    Khosravi-Darani, K., Zoghi, A.: Comparison of pretreatment strategies of sugarcane baggase: experimental design for citric acid production. Bioresour. Technol. 99, 6986–6993 (2008)CrossRefGoogle Scholar
  17. 17.
    Plackett, R.L., Burman, J.P.: The design of optimum multifactorial experiments. Biometrika 37, 305–325 (1946)MathSciNetCrossRefzbMATHGoogle Scholar
  18. 18.
    Nath, A., Chattopadhyay, P.K.: Optimization of oven toasting for improving crispness and other quality attributes of ready to eat potato-soy snack using response surface methodology. J. Food. Eng. 80, 1282–1292 (2007)CrossRefGoogle Scholar
  19. 19.
    Sin, H.N., Yusof, S., Hamid, N.S.A., Rahman, R.A.: Optimization of enzymatic clarification of sapodilla juice using response surface methodology. J. Food. Eng. 73, 313–319 (2006)CrossRefGoogle Scholar
  20. 20.
    Tanyildizi, M.S., Ozer, D., Elibol, M.: Optimization of α–amylase production by Bacillus sp. using response surface methodology. Process. Biochem. 40(7), 2291–2296 (2005)CrossRefGoogle Scholar
  21. 21.
    Xu, H., Sun, L.P., Shi, Y.Z., Wu, Y.H., Zhang, B., Zhao, D.Q.: Optimization of cultivation conditions for extracellular polysaccharide and mycelium biomass by Morchella esculenta As51620. Biochem. Eng. J. 39, 66–73 (2008)CrossRefGoogle Scholar
  22. 22.
    Khurana, S., Kapoor, M., Gupta, S., Kuhad, R.C.: Statistical optimization of alkaline xylanase production from Streptomyces violaceoruber under submerged fermentation using response surface methodology. Indian J. Microbiol. 47, 144–152 (2007)CrossRefGoogle Scholar
  23. 23.
    Sun, X.Y., Liu, Z.Y., Qu, Y.B., Li, X.Z.: The effects of wheat bran composition on the production of biomass-hydrolyzing enzymes by Penicillium decumbens. Appl. Biochem. Biotechnol. 146(1–3), 119–128 (2008)CrossRefGoogle Scholar

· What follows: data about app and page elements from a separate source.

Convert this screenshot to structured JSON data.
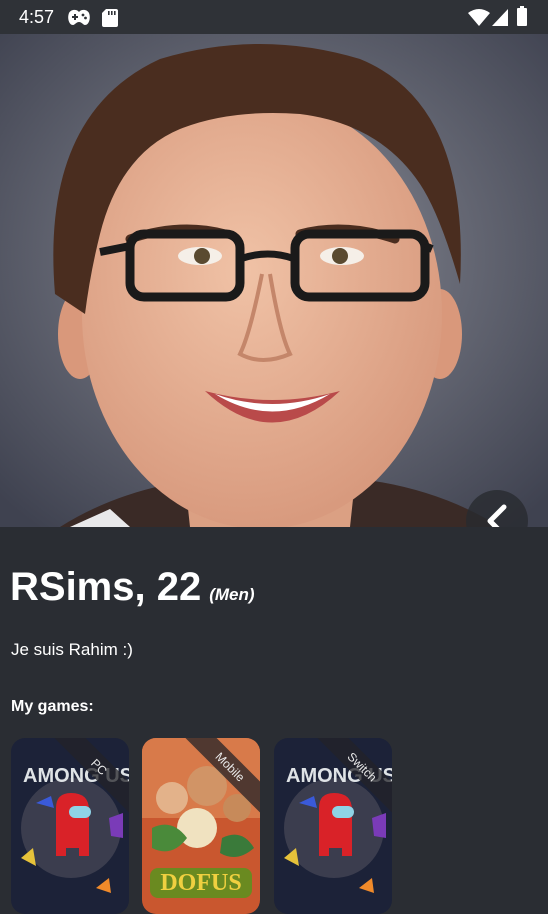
{
  "status_bar": {
    "time": "4:57",
    "left_icons": [
      "gamepad-icon",
      "sd-card-icon"
    ],
    "right_icons": [
      "wifi-icon",
      "signal-icon",
      "battery-icon"
    ]
  },
  "profile": {
    "name_age": "RSims, 22",
    "gender": "(Men)",
    "bio": "Je suis Rahim :)",
    "games_title": "My games:",
    "games": [
      {
        "title": "AMONG US",
        "platform": "PC"
      },
      {
        "title": "DOFUS",
        "platform": "Mobile"
      },
      {
        "title": "AMONG US",
        "platform": "Switch"
      }
    ]
  },
  "colors": {
    "background": "#2a2d33",
    "status_bar": "#2f3237",
    "text": "#ffffff"
  }
}
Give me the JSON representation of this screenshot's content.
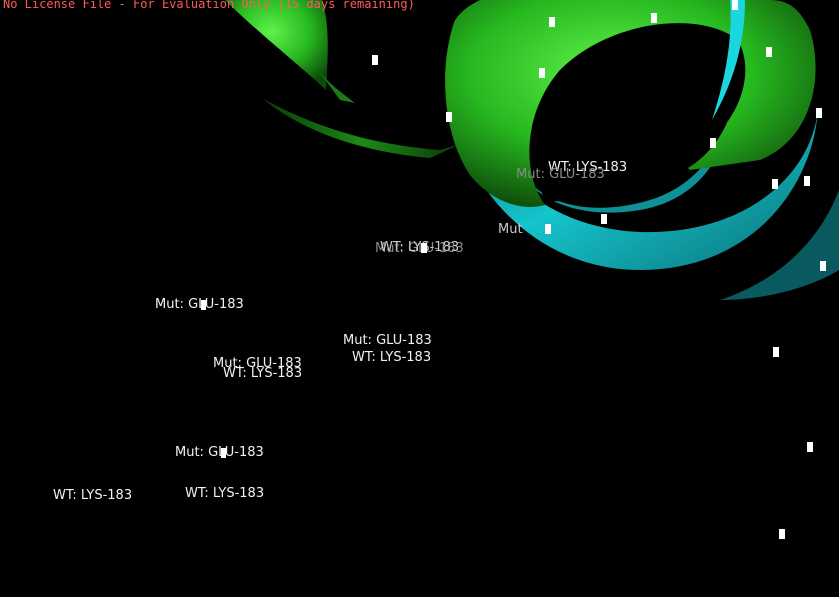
{
  "viewer": {
    "license_notice": "No License File - For Evaluation Only (15 days remaining)",
    "colors": {
      "background": "#000000",
      "notice": "#ff5a5a",
      "ribbon_green": "#2fd02a",
      "ribbon_cyan": "#12b9bf",
      "label_text": "#f2f2f2",
      "atom_marker": "#ffffff"
    }
  },
  "scene": {
    "ribbon_names": [
      "green-helix-ribbon",
      "cyan-helix-ribbon",
      "green-strand-ribbon"
    ],
    "atom_marker_count": 20
  },
  "labels": [
    {
      "text": "WT: LYS-183"
    },
    {
      "text": "Mut: GLU-183"
    },
    {
      "text": "Mut: GLU-183"
    },
    {
      "text": "WT: LYS-183"
    },
    {
      "text": "Mut: GLU-183"
    },
    {
      "text": "Mut: GLU-183"
    },
    {
      "text": "Mut: GLU-183"
    },
    {
      "text": "WT: LYS-183"
    },
    {
      "text": "Mut: GLU-183"
    },
    {
      "text": "WT: LYS-183"
    },
    {
      "text": "Mut: GLU-183"
    },
    {
      "text": "WT: LYS-183"
    },
    {
      "text": "WT: LYS-183"
    },
    {
      "text": "Mut"
    }
  ]
}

Copyright information

© Springer Science+Business Media B.V., part of Springer Nature 2017

Authors and Affiliations

  • Chuannan Long
    • 1
    • 2
    • 3
  • Jian Liu
    • 3
  • Lihui Gan
    • 3
  • Bin Zeng
    • 1
    • 2
  • Minnan Long
    • 3
    Email author
  1. 1.Jiangxi Key Laboratory of Bioprocess EngineeringJiangxi Science & Technology Normal UniversityNanchangChina
  2. 2.School of Life ScienceJiangxi Science & Technology Normal UniversityNanchangChina
  3. 3.College of EnergyXiamen UniversityXiamenChina

Personalised recommendations